START Data to use

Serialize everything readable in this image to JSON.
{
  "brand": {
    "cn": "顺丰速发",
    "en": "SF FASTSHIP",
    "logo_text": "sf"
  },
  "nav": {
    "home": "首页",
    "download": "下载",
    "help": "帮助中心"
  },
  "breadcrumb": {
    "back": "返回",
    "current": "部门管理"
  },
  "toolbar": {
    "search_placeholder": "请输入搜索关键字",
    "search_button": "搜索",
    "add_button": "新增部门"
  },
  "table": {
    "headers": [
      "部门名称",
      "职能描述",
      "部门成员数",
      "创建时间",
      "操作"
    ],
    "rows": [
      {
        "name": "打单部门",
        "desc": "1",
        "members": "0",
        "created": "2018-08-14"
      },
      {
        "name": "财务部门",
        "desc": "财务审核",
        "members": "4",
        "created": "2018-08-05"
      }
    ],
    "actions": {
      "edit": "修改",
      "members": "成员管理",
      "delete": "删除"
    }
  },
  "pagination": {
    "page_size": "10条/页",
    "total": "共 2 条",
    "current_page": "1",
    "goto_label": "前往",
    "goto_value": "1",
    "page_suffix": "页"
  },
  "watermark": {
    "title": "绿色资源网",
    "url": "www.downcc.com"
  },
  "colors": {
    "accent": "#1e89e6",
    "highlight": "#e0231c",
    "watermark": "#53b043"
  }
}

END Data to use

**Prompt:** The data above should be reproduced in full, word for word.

**Exercise output:**
Serialize everything readable in this image to JSON.
{
  "brand": {
    "cn": "顺丰速发",
    "en": "SF FASTSHIP",
    "logo_text": "sf"
  },
  "nav": {
    "home": "首页",
    "download": "下载",
    "help": "帮助中心"
  },
  "breadcrumb": {
    "back": "返回",
    "current": "部门管理"
  },
  "toolbar": {
    "search_placeholder": "请输入搜索关键字",
    "search_button": "搜索",
    "add_button": "新增部门"
  },
  "table": {
    "headers": [
      "部门名称",
      "职能描述",
      "部门成员数",
      "创建时间",
      "操作"
    ],
    "rows": [
      {
        "name": "打单部门",
        "desc": "1",
        "members": "0",
        "created": "2018-08-14"
      },
      {
        "name": "财务部门",
        "desc": "财务审核",
        "members": "4",
        "created": "2018-08-05"
      }
    ],
    "actions": {
      "edit": "修改",
      "members": "成员管理",
      "delete": "删除"
    }
  },
  "pagination": {
    "page_size": "10条/页",
    "total": "共 2 条",
    "current_page": "1",
    "goto_label": "前往",
    "goto_value": "1",
    "page_suffix": "页"
  },
  "watermark": {
    "title": "绿色资源网",
    "url": "www.downcc.com"
  },
  "colors": {
    "accent": "#1e89e6",
    "highlight": "#e0231c",
    "watermark": "#53b043"
  }
}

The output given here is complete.